“I am truly blessed and thankful for all I have been given and all I am able to offer others.”
Marija Pavkovic Tovissi
- In 2001, Marija founded MaKami College because she had a passion to make an immigrant friendly post secondary institution. In 2010 she opened a Calgary Campus for MaKami College and moved moved both herself and her charity, Queen Esther Education Foundation, head office to Calgary.
- Both her college and charity seek to improve the lives of those in our community through the transforming power of education
- She volunteers with organizations like Habitat for Humanity, Big Brothers and Big Sisters, The Mustard Seed, Good Samaritan Society, Compassion Canada and personally sponsors Junior Achievement

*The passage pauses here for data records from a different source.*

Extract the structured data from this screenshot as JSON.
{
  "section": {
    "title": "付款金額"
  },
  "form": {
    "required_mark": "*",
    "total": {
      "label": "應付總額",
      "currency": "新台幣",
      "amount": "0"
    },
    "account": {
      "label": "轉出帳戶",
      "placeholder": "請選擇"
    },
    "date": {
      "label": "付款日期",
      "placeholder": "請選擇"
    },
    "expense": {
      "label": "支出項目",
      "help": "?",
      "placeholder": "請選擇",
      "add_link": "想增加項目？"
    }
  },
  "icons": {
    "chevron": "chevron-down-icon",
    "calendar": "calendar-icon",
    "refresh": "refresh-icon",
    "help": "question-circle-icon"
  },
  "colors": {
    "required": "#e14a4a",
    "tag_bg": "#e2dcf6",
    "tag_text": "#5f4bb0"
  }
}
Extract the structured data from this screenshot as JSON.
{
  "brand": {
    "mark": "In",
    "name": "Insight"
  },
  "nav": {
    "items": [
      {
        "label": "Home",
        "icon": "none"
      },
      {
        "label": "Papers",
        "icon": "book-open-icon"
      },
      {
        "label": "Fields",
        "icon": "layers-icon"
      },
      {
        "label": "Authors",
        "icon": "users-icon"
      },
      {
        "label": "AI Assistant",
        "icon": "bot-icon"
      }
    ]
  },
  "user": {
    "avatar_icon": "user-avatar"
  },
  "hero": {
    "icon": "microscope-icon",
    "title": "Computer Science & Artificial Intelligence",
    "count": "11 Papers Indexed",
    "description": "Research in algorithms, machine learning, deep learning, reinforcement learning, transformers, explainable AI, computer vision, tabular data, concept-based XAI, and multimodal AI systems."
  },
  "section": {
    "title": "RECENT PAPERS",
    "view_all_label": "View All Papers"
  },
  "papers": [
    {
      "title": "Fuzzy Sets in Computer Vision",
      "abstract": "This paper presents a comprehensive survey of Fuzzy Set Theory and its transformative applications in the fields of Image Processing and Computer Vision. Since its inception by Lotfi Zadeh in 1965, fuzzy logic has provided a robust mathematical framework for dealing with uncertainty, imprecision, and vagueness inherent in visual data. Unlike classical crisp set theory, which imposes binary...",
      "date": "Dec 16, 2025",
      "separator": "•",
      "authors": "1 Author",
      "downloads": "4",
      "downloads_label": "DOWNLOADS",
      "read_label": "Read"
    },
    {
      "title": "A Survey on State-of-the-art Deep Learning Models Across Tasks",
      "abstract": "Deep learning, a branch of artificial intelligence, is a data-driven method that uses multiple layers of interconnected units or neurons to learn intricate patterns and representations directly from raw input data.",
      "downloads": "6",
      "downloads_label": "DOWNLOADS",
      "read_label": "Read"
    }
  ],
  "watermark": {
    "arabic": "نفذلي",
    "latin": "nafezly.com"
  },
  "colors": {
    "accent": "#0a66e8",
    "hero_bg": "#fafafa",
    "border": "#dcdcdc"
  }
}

At 34, she is also a mom of a beautiful 3 year old girl, a wife, daughter, sister and best friend
“Action creates success. No secret formula, just action one step after the other in a row until years later you have walked towards your goals.”
- Wendy has been the Executive Director for the Christmas Bureau for the past 18 years
- She most recently accepted the position of Chairperson of the Jerry Forbes Centre. The Jerry Forbes Centre for Community Spirit is working on a capital campaign to build a brand new home for both the Christmas Bureau & Santas Anonymous
- She always sees the good in people, believes that everyone deserves to be treated with respect and dignity and demonstrates these qualities time and time again.
Wendy was one of the original board members of Santas Anonymous and has remained on the board since 2006.
“Our sector needs mentors. I have been very lucky to have been a mentor and watch people grow and move to their next accomplishment.”